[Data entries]

::::

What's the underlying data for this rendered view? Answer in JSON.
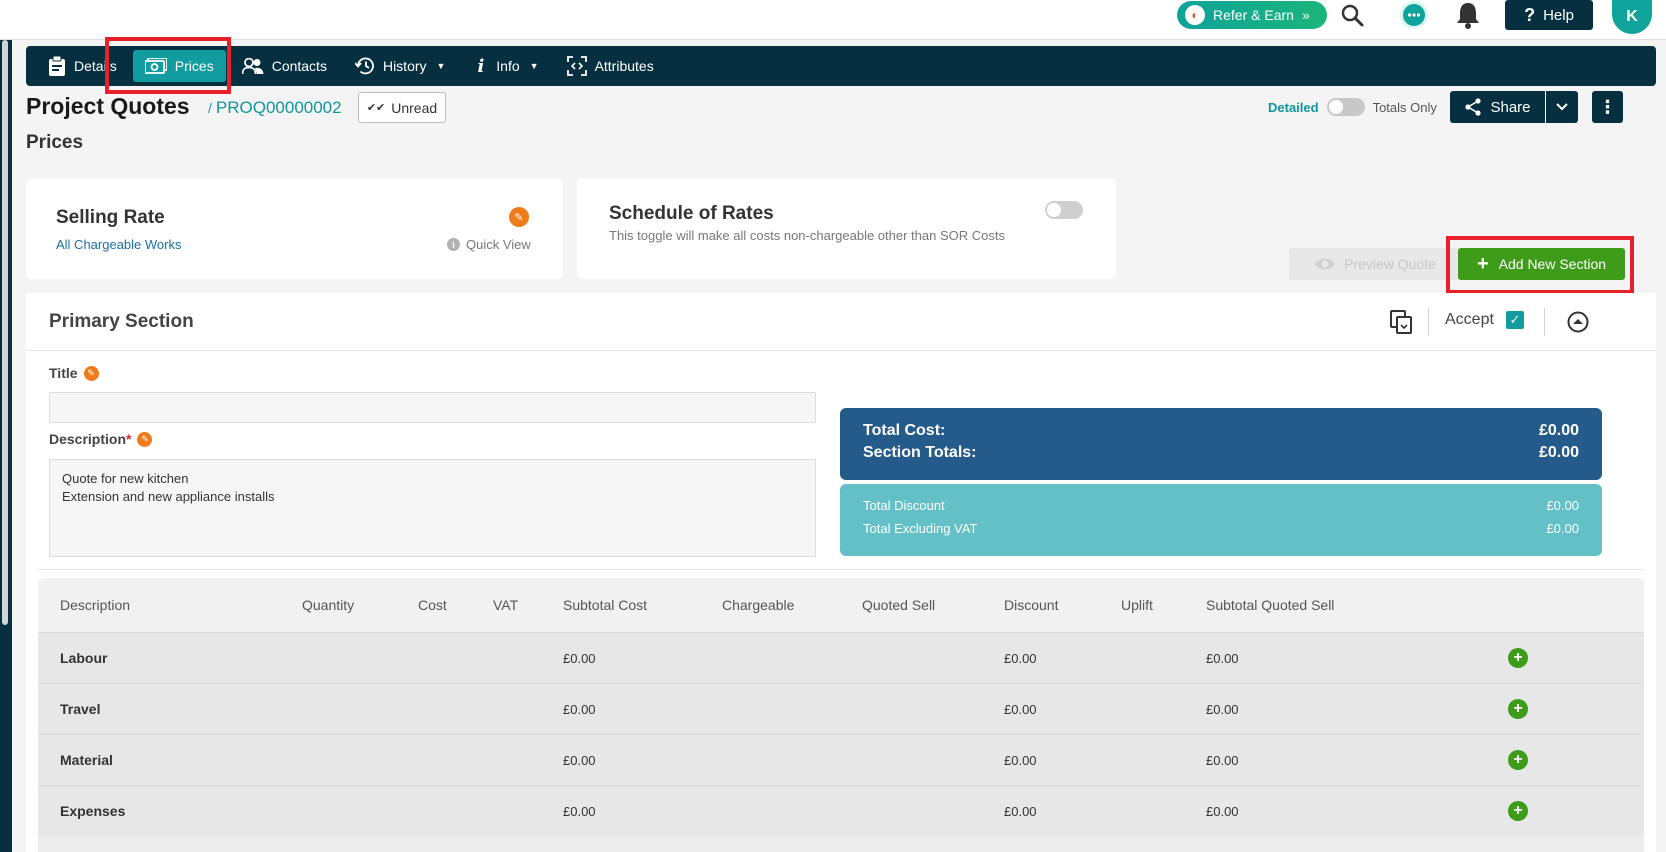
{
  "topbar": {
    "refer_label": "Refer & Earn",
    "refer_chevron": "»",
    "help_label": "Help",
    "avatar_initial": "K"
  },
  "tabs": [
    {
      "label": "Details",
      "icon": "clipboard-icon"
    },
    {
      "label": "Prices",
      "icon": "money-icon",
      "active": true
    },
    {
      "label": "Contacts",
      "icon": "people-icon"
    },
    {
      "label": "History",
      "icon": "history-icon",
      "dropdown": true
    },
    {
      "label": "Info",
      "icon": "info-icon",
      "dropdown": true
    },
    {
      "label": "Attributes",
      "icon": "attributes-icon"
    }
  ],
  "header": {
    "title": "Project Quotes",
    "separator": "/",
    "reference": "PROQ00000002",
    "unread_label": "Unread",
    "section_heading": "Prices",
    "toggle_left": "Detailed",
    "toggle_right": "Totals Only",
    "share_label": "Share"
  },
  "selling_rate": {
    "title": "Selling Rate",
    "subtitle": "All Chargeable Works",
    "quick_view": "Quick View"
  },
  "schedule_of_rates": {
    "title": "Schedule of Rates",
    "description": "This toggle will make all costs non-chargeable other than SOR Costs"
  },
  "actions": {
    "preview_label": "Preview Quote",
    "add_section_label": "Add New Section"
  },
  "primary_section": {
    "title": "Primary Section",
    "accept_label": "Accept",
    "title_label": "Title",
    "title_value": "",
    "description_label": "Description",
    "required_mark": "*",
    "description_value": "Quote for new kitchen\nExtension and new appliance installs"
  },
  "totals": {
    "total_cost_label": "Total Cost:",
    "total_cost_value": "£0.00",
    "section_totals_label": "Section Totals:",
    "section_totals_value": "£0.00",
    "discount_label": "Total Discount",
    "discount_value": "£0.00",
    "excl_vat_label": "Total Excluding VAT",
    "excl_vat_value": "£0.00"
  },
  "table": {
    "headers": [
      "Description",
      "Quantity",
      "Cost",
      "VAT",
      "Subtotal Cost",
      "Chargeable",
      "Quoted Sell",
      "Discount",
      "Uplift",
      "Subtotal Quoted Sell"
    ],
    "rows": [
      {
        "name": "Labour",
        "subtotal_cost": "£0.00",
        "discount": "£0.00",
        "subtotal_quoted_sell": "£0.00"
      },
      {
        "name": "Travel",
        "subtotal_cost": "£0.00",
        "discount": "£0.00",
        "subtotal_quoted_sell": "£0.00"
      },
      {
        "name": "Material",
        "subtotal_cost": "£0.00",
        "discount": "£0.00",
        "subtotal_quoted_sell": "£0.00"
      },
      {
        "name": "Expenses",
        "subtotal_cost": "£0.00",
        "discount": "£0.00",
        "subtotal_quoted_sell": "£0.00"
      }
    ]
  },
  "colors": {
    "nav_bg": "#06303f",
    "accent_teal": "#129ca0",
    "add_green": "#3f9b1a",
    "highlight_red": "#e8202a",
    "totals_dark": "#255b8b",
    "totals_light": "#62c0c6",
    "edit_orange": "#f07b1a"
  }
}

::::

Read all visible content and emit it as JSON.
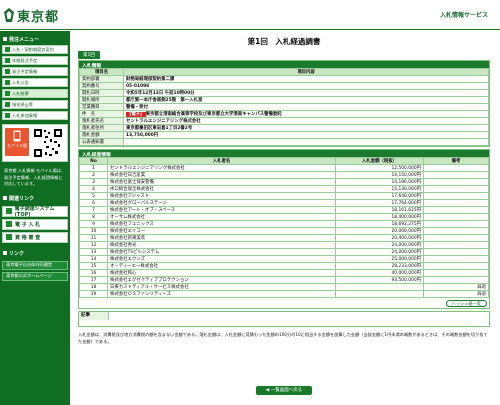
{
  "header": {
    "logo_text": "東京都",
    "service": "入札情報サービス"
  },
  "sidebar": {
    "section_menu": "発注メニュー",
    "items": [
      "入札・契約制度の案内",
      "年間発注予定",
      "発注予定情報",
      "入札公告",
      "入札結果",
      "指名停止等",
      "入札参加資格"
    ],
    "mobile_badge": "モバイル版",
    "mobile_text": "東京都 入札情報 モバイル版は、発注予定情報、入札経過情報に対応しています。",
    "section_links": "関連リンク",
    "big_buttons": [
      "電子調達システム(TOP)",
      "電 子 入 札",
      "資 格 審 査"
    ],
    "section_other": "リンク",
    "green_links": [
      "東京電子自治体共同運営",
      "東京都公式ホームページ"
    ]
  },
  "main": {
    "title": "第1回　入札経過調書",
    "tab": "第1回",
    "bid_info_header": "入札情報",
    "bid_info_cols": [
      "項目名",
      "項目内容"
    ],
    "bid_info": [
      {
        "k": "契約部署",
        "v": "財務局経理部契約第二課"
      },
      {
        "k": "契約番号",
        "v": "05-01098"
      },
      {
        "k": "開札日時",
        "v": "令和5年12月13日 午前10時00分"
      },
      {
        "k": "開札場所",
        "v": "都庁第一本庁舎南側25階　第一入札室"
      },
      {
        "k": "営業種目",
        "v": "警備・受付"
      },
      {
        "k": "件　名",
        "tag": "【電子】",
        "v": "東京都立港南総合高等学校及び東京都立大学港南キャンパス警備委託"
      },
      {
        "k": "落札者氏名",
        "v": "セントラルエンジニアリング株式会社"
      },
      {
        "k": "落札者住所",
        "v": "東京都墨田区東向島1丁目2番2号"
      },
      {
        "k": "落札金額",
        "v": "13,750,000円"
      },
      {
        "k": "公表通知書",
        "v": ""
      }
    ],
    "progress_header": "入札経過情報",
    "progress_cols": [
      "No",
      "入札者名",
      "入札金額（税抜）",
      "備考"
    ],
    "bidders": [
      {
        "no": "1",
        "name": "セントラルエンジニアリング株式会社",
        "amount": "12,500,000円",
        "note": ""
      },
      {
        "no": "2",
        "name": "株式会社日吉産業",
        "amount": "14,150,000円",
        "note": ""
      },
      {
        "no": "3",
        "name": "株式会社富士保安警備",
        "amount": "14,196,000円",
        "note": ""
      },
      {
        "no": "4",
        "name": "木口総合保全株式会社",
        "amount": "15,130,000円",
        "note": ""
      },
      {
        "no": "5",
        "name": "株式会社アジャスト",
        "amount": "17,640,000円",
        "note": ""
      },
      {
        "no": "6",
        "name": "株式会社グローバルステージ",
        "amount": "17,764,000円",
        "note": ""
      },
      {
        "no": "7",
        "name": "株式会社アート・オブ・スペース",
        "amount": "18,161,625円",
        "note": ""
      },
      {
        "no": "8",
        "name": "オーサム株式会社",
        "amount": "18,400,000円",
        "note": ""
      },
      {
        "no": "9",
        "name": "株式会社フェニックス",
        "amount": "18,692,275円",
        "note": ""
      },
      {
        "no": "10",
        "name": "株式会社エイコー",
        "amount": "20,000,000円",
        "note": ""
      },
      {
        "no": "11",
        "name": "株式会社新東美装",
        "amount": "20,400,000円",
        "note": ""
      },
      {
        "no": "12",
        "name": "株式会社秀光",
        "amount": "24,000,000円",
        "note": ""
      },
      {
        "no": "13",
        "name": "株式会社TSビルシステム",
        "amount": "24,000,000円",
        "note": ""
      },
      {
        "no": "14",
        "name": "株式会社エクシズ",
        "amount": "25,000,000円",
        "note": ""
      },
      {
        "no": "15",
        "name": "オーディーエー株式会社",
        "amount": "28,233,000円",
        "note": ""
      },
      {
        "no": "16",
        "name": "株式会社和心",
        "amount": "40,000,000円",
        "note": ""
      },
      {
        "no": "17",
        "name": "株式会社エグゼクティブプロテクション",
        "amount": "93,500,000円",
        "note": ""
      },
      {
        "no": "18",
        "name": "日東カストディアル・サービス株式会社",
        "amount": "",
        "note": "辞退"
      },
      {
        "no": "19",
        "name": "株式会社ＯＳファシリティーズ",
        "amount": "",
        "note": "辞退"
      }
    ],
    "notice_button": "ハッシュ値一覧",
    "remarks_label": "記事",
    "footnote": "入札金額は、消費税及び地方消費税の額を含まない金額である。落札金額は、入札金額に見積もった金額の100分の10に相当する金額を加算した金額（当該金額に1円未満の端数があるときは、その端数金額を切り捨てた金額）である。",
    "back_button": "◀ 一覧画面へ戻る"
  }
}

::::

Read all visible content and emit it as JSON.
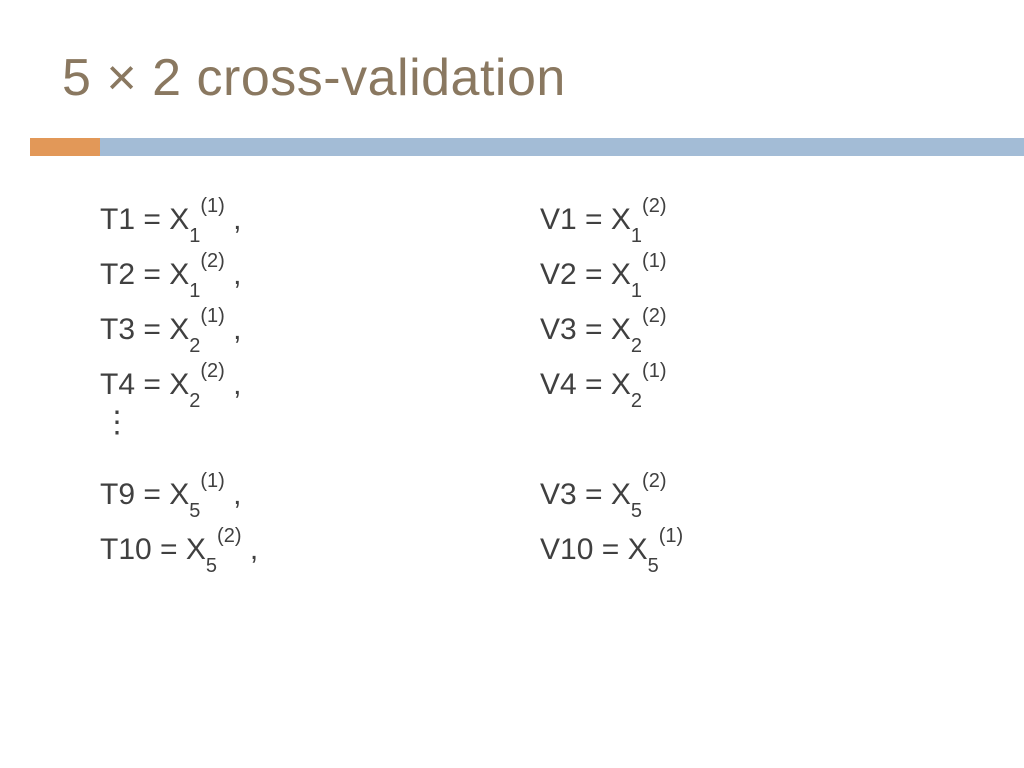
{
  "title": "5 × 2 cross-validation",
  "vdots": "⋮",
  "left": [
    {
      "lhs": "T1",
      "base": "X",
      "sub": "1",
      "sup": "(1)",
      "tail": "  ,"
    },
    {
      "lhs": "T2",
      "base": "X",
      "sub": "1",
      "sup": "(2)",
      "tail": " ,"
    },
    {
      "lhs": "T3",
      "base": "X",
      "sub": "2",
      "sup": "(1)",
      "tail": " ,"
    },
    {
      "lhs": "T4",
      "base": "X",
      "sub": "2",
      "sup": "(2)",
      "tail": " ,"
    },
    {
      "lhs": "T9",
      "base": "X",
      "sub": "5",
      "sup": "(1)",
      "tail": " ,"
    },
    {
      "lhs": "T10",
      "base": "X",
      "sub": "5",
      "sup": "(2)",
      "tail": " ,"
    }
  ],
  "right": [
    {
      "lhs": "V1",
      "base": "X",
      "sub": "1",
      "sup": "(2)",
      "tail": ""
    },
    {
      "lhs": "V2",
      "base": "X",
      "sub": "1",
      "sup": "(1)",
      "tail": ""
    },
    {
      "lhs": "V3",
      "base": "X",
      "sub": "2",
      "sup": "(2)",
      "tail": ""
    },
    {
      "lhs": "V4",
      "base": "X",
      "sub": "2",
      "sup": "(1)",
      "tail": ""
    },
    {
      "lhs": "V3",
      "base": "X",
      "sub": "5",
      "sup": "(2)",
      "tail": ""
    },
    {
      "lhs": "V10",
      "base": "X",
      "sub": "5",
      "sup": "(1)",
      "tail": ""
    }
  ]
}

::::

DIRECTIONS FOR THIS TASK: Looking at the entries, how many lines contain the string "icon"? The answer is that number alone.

RESPONSE AREA: 6